Viruses change all the time. That's because they copy themselves to reproduce. Think of our cells as having their own xerox machines, which the virus takes over for its own purposes. When a virus makes a copy, sometimes a random change can occur in the copy's DNA -- the double spiral-shaped molecule which acts as a manual telling our bodies how to develop and function. If enough of these changes happen over time, a new variation or strain of a virus can emerge. 

Mutations happen in two main ways. In the first, small copying errors in the virus lead to changes in the virus' surface proteins, which sit on the outside of the virus. These proteins look to attach to your cells (much like boats seeking to tie to a dock). These changes result in more closely related virus variations, like the new Covid-19 variants.

In the other way, two variations infect the same cell in a person's body and combine to form a new or "novel" virus.
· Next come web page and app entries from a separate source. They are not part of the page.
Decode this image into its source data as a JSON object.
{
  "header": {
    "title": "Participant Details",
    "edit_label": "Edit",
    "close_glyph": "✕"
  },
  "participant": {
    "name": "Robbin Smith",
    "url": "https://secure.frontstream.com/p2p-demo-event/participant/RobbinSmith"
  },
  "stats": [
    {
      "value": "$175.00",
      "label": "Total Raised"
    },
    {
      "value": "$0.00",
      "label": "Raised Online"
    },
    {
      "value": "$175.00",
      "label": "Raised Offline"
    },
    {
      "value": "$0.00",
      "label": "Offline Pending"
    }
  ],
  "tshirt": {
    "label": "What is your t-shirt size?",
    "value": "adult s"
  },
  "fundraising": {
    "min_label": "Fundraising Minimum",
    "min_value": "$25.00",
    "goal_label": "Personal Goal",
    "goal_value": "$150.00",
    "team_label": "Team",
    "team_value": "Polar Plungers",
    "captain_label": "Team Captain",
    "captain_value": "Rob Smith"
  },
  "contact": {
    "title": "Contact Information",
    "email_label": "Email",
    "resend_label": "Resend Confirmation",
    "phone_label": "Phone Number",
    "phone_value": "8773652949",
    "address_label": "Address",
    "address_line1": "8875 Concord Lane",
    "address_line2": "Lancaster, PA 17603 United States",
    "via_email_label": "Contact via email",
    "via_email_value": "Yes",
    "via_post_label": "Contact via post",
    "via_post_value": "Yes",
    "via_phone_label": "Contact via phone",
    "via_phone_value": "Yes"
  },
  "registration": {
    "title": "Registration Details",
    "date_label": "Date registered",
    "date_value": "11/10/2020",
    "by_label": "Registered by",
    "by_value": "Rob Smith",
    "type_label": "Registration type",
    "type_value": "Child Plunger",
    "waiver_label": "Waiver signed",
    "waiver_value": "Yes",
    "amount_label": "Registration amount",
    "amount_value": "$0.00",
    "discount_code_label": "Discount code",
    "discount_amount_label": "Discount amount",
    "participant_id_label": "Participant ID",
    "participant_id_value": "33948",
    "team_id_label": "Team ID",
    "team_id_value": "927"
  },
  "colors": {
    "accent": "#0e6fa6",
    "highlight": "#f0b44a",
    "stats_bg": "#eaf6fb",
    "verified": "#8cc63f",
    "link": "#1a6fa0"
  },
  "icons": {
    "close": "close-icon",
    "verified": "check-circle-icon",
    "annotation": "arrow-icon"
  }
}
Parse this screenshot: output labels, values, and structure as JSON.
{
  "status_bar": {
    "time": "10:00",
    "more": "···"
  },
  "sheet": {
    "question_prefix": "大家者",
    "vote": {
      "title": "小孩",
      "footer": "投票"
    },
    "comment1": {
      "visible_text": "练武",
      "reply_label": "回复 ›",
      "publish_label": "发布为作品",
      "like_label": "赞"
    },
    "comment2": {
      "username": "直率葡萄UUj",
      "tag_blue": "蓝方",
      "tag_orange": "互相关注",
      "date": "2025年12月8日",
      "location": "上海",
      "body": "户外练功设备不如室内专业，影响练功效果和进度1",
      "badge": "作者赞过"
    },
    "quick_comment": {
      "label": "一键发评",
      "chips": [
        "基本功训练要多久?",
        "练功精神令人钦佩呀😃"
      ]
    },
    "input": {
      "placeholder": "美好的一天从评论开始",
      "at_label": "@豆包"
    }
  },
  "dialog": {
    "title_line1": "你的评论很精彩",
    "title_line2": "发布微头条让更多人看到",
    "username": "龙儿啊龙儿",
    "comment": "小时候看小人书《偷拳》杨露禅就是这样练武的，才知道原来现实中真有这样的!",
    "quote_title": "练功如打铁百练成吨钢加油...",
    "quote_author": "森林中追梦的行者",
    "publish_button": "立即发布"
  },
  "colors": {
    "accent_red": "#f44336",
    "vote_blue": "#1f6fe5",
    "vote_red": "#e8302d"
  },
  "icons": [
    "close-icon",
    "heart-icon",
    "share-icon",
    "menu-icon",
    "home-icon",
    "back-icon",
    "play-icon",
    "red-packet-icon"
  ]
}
This often happens when a variation that only infects animals comes into contact with a human variation. This version of mutation could have created the novel coronavirus which causes Covid-19.

Our immune systems respond differently to different virus variations, and so do vaccines.

Related Questions
Are children eligible to receive the Covid-19 vaccine?
The FDA and CDC have authorized Pfizer-BioNTech's vaccine for use in children ages 5 through 11 based on strong safety and effectiveness data. The vaccine's safety was studied in roughly 3,100 children who received the vaccine and no serious side effects have been noted. The Pfizer-BioNTech vaccine was also found to be 90.7% effective in preventing Covid-19 infections in this age group. The immune responses were in line with what has been shown in people ages 16 through 25. Vaccinations…
Can I mix Covid vaccines and/or booster shots?
The FDA has authorized mixing booster doses of the Pfizer-BioNTech, Moderna, and Johnson & Johnson vaccines. Following the completion of primary (two shots for Pfizer and Moderna and one shot for J&J) vaccination, eligible individuals may choose to use the same or a different available Covid-19 vaccine as their booster dose.
Who is eligible for a booster shot?
The FDA has authorized booster shots for tens of millions of people who previously received two Pfizer-BioNTech or Moderna doses, including: Seniors ages 65 and older Adults ages 18+ who have underlying medical conditions that put them at increased risk of the virus Adults ages 18+ in long-term care facilities, such as nursing homes or assisted living People at increased risk of the virus due to their working or living situations -- including first responders, teachers and school…
CAPTCHA
This question is for testing whether or not you are a human visitor and to prevent automated spam submissions.